India 's prime minister said Monday that more time was needed for diplomacy to resolve the Iran nuclear crisis as the U.N. atomic watchdog prepared to meet on Tehran 's nuclear program.
A defiant Iran has warned the 35 nations of the International Atomic Energy Agency's board, which includes India , that it will press ahead with uranium enrichment if they push for U.N. Security Council action this week over concerns the Islamic republic is seeking nuclear arms.
India has long-standing ties with Iran , and Prime Minister Manmohan Singh told lawmakers that "confrontation should be avoided at all costs."
"For this to be possible, time must be given for diplomacy to work," he said. "Confrontation is not in the interest of India or of our region."
The IAEA was to meet this week in Vienna to discuss Iran , which insists its nuclear program is for peaceful energy purposes.

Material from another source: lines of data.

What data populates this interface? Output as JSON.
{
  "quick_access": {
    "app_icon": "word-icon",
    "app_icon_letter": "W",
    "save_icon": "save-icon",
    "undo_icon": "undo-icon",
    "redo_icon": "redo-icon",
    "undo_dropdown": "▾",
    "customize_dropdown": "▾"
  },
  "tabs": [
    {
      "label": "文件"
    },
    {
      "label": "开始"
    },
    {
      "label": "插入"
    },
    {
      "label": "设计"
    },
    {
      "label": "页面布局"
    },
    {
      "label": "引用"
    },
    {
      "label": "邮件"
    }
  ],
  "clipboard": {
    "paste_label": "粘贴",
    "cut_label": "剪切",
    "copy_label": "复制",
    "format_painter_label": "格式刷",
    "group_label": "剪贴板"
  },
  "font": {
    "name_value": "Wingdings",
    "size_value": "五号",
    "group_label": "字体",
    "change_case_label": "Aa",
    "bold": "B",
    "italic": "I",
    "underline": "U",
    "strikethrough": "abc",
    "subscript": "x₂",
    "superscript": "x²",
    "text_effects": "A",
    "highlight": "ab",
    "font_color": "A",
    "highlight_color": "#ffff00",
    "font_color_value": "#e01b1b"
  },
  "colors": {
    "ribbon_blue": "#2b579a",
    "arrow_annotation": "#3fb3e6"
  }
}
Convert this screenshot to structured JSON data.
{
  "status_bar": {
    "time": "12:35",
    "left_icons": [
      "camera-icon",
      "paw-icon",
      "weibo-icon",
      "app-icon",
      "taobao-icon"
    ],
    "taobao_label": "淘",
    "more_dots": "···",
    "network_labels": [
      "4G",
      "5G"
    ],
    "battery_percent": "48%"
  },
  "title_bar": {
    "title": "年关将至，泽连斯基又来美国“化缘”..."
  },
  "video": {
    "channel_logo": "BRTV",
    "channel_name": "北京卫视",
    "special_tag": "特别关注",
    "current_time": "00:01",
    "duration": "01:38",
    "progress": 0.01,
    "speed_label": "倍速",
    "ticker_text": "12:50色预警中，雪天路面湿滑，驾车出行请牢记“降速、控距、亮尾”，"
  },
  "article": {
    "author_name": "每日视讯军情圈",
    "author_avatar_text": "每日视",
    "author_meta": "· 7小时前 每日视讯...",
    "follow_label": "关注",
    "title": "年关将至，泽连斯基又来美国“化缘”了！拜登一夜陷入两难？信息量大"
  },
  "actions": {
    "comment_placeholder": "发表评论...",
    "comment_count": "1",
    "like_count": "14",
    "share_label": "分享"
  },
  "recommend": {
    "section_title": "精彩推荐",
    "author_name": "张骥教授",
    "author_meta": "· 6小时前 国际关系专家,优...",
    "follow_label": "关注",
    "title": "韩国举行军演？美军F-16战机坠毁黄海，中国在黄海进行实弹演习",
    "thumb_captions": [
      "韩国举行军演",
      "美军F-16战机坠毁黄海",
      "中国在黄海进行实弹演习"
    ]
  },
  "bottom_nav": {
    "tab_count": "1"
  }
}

The United States has long pushed a hard line on Iran , and while India and America are growing closer a fact highlighted by last week's visit of U.S. President George W. Bush Singh's comments served as a reminder that New Delhi will likely continue to chart its own foreign policy course on Iran .
Singh did not say which way India would go if the IAEA meeting comes down to a vote over whether the Security Council should take punitive action against Iran .
Indian officials have said they do not want Iran to develop nuclear weapons. But Singh has faced scathing criticism from left-wing political allies since India in February supported an IAEA resolution referring Tehran to the council, which could impose sanctions.
Communist political parties crucial to the parliamentary majority of Singh's coalition have accused the prime minister of bowing to pressure from the United States to vote against Iran , a longtime Indian ally.
In comments clearly aimed at placating those critics, Singh told Parliament on Monday that his "government is committed to widening, deepening and expanding our diverse and mutually beneficial ties with Iran ."
India , which has few domestic sources of fuel, plans to build a 2,800-kilometer (1,750-mile) gas pipeline from Iran through Pakistan , a project that has raised concerns in Washington .
Any move by the Security Council to impose sanctions on Tehran could threaten the pipeline project, though delegates to Monday's IAEA meeting have suggested the board will not push for the Security Council to immediately confront Iran .
Any initial decisions the council may make based on the outcome of board meeting will be mild, stopping far short of sanctions, the delegates have suggested.
Before Singh addressed lawmakers Monday, his spokesman said the prime minister told Russian President Vladimir Putin over the weekend that India supported Moscow 's efforts to diffuse tensions over Iran 's decision to resume uranium enrichment, an activity that can make both fuel or the core of nuclear warheads.
Russia has offered to establish a joint uranium enrichment venture with Iran as a way to ease concerns that Tehran could divert nuclear material for weapons.
In a telephone call late Saturday, Singh told Putin that India "welcomed Russia's efforts to address the issue related to Iran's nuclear program," according to the prime minister's spokesman, Sanjaya Baru, reports the AP.
Starting from October 18, Iran will be able to start selling its missiles and UAVs to Russia due to the expiration of UN sanctions. Russia will use those weapons to strike a massive blow on the Armed Forces of Ukraine